Web page and app entries:
BEGIN

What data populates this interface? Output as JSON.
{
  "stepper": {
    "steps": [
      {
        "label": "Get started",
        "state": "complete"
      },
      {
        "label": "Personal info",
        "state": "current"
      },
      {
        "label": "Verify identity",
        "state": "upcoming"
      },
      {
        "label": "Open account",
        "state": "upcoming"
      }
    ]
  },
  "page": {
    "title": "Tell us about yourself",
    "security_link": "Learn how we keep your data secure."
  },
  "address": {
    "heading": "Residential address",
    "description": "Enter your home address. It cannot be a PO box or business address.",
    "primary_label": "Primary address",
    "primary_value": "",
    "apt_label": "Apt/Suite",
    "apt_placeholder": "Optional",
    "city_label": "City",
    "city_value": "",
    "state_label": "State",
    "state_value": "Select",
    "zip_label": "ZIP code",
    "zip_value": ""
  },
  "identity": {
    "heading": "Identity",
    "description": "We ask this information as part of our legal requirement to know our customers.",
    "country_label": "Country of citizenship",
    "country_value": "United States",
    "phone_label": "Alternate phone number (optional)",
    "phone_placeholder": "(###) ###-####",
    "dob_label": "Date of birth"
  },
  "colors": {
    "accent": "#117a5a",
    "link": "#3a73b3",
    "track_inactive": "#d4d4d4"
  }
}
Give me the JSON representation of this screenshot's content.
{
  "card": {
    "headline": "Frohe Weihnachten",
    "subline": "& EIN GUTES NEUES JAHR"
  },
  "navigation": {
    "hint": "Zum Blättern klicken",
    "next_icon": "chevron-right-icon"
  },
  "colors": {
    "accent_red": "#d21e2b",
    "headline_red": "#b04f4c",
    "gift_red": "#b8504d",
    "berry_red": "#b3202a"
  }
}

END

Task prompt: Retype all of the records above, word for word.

Answer box:
What data populates this interface? Output as JSON.
{
  "stepper": {
    "steps": [
      {
        "label": "Get started",
        "state": "complete"
      },
      {
        "label": "Personal info",
        "state": "current"
      },
      {
        "label": "Verify identity",
        "state": "upcoming"
      },
      {
        "label": "Open account",
        "state": "upcoming"
      }
    ]
  },
  "page": {
    "title": "Tell us about yourself",
    "security_link": "Learn how we keep your data secure."
  },
  "address": {
    "heading": "Residential address",
    "description": "Enter your home address. It cannot be a PO box or business address.",
    "primary_label": "Primary address",
    "primary_value": "",
    "apt_label": "Apt/Suite",
    "apt_placeholder": "Optional",
    "city_label": "City",
    "city_value": "",
    "state_label": "State",
    "state_value": "Select",
    "zip_label": "ZIP code",
    "zip_value": ""
  },
  "identity": {
    "heading": "Identity",
    "description": "We ask this information as part of our legal requirement to know our customers.",
    "country_label": "Country of citizenship",
    "country_value": "United States",
    "phone_label": "Alternate phone number (optional)",
    "phone_placeholder": "(###) ###-####",
    "dob_label": "Date of birth"
  },
  "colors": {
    "accent": "#117a5a",
    "link": "#3a73b3",
    "track_inactive": "#d4d4d4"
  }
}
Give me the JSON representation of this screenshot's content.
{
  "card": {
    "headline": "Frohe Weihnachten",
    "subline": "& EIN GUTES NEUES JAHR"
  },
  "navigation": {
    "hint": "Zum Blättern klicken",
    "next_icon": "chevron-right-icon"
  },
  "colors": {
    "accent_red": "#d21e2b",
    "headline_red": "#b04f4c",
    "gift_red": "#b8504d",
    "berry_red": "#b3202a"
  }
}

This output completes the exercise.